A published report says an internal audit at the U.S. Department of Homeland Security has found that funds to protect the nation's ports have been spent without sufficiently focusing on the most vulnerable facilities.

A New York Times story published Sunday says the department's inspector general has concluded that the spending policy could compromise the nation's ability to defend against terrorist attacks.

The audit found that considerable money spent on many smaller ports should have gone to larger, more vital ports in cities like Los Angeles and New York, which receive most of the goods coming into the country, making them prime targets for terrorists.

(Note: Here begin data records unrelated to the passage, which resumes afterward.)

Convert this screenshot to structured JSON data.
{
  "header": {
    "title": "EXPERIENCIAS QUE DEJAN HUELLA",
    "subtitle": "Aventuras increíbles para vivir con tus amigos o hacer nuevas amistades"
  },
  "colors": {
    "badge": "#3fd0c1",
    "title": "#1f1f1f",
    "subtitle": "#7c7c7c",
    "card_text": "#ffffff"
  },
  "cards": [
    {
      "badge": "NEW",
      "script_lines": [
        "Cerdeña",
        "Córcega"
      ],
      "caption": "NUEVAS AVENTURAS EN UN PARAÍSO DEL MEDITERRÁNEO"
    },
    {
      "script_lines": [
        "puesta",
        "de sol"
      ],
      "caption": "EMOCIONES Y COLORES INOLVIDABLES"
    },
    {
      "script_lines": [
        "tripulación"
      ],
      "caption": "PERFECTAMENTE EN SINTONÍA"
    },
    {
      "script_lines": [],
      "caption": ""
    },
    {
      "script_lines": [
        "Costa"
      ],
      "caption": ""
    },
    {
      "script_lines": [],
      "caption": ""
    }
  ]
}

The newspaper also says the audit found that less than a quarter of $517 million the Department of Homeland Security awarded in grants between 2002 and 2003 had been spent as of last September.